By Emily Townsend
Arts & Entertainment Editor
On Tuesday, New York Times journalist Nicholas Kristof spoke to a packed Dalton theater about the oppression of women worldwide. The audience was made up of students, professors, Arcus workers, Alum and Kalamazoo city residents. Throughout the talk, Kristof reiterated one message: “Women and girls are not the problem. They are the solution.”
Kristof was brought to Kalamazoo College by the Arcus Center for Social Justice Leadership. President Eileen Wilson-Oyelaran and senior Elvin Caldwell provided introductions. Wilson-Oyelaran spoke about the importance of Kristof’s message to K students as “global citizens in a changing world.”
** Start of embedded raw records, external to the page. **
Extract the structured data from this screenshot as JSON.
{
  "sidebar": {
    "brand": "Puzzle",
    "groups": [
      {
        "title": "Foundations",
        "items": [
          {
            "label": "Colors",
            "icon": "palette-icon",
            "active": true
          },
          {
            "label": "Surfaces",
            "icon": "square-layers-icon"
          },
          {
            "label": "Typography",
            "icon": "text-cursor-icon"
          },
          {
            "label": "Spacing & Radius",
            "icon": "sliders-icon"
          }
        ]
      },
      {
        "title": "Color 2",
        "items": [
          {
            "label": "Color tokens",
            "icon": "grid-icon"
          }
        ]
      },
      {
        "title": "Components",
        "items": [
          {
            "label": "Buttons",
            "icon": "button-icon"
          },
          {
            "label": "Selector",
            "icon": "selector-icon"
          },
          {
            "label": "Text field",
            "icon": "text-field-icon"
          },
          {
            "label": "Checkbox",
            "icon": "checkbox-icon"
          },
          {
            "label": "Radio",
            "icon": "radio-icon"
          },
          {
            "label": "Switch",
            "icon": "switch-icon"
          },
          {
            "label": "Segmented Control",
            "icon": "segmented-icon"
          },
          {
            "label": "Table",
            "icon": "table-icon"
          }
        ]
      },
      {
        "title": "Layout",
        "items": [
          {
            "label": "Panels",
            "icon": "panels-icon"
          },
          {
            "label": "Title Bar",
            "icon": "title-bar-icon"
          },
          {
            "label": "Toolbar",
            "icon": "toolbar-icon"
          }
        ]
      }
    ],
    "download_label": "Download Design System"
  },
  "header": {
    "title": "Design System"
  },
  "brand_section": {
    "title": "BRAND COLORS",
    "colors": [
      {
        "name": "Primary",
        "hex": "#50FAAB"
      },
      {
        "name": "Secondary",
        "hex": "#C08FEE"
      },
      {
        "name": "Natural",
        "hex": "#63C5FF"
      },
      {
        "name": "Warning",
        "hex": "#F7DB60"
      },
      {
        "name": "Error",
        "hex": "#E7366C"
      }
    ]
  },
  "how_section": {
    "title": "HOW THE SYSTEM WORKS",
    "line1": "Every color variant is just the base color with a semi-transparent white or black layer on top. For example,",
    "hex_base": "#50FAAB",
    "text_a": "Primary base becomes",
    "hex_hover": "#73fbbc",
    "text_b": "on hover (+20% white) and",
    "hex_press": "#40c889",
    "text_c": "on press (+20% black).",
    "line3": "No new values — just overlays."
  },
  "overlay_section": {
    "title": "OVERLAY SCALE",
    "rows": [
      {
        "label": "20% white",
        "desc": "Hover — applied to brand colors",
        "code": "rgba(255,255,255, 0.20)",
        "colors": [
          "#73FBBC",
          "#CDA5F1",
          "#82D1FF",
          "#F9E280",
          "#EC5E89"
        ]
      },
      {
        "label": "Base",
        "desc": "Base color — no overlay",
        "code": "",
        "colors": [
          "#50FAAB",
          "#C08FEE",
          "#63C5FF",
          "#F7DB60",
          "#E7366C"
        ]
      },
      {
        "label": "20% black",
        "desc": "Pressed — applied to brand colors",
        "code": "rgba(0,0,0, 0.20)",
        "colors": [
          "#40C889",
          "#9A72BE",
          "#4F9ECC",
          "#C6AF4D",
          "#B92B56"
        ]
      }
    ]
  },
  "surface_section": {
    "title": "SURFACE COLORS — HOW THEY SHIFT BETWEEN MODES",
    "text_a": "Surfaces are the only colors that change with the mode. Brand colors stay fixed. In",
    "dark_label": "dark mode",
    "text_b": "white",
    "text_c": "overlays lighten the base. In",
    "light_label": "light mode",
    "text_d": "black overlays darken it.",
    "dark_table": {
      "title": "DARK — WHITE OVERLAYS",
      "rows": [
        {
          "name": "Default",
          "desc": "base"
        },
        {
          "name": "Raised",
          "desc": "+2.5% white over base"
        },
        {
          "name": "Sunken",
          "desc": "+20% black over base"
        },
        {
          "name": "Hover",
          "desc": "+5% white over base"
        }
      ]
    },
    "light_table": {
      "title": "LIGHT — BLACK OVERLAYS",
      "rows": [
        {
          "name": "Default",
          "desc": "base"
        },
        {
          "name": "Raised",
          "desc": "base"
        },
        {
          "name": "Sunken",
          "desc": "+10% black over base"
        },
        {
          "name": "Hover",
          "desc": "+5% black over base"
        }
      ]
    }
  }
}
Caldwell listed many of Kristof’s achievements, including travel to 140 countries, all 50 states and every Chinese province. Caldwell said, “words like honest, real and transparent come to mind,” when he read Kristof’s recent book “Half the Sky: Turning Oppression into Opportunity for Women Worldwide.”
Kristof was excited about visiting Kalamazoo, impressed with the city and the College’s commitment to “the promise,” study abroad, and the Arcus center. However, he admitted that Kalamazoo was relaxing to visit after a stint in Somalia covering female genital mutilation.
Senior Martha Carazos, an Arcus center volunteer, was most affected by the discussion on human trafficking. She recalled Kristof’s story about buying two young sex slaves so he could relocate and liberate them. For his purchase of human beings he was given a written receipt. Carazos said, “To me that was the tangible proof of undermining of humans.”
The talk focused on identifying and offering solutions for what he called, “modern slavery.” He said, “In the last century, 127 million women have been discriminated to death,” and insisted oppression and slavery of women is not hyperbole.
First year Colin Lauderdale, an Arcus center scholar, was impressed by Kristof’s solutions to problems in developing countries, which avoided big infrastructure changes. “[He] was thinking about making change in the little details,” Lauderdale said.
After the lecture audience members filed into the Olmsted room to have their books signed. In the corner Annie Walbidge, an eighth grader from Richland, played a song on guitar. She wrote the song for Mr. Kristof after she read his book with her Mom, a K alum, a year ago. She said, “his book taught me we are so lucky to wake up with we have.”